*** INPUT DATA Section Begins ***

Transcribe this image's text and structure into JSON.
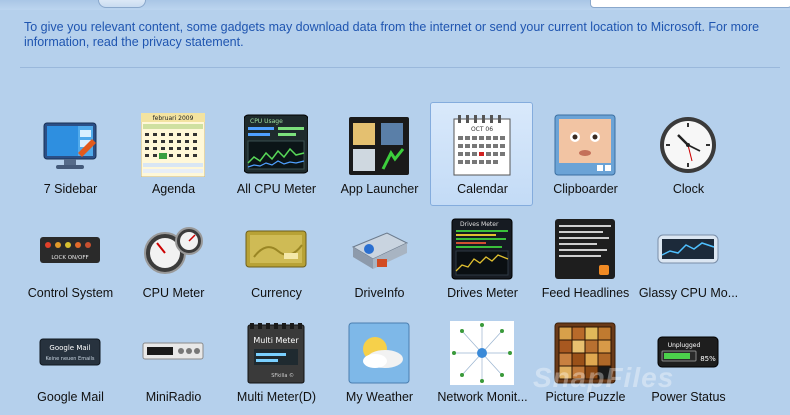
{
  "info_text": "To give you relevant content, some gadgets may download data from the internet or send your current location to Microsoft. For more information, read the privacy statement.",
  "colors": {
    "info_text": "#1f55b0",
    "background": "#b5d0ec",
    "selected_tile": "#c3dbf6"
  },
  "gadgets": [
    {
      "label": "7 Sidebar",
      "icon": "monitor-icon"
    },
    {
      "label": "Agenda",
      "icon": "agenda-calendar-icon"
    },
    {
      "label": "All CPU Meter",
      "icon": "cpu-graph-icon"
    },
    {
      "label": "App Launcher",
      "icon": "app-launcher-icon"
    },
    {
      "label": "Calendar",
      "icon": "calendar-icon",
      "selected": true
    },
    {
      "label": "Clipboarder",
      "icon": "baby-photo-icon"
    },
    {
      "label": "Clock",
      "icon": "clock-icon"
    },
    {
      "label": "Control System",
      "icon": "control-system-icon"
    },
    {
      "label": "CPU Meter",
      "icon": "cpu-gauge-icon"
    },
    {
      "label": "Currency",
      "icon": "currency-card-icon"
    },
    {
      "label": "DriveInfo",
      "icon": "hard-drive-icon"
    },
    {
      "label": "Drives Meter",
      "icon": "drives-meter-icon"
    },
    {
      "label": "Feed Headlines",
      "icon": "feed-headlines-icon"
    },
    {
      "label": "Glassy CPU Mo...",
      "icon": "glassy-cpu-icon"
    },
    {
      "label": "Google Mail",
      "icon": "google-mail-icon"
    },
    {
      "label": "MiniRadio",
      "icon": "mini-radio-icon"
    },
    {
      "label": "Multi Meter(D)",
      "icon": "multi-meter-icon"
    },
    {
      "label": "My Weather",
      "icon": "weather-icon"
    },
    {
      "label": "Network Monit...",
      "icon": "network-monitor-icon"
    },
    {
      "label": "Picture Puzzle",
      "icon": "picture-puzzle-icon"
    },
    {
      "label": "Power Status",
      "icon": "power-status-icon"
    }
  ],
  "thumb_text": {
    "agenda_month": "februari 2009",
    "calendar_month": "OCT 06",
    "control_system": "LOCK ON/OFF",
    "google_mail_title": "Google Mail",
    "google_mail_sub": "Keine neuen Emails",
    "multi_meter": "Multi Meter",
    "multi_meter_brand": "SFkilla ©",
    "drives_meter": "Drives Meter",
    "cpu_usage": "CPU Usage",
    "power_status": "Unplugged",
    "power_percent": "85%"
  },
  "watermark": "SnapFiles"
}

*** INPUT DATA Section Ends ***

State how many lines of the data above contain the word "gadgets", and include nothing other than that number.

2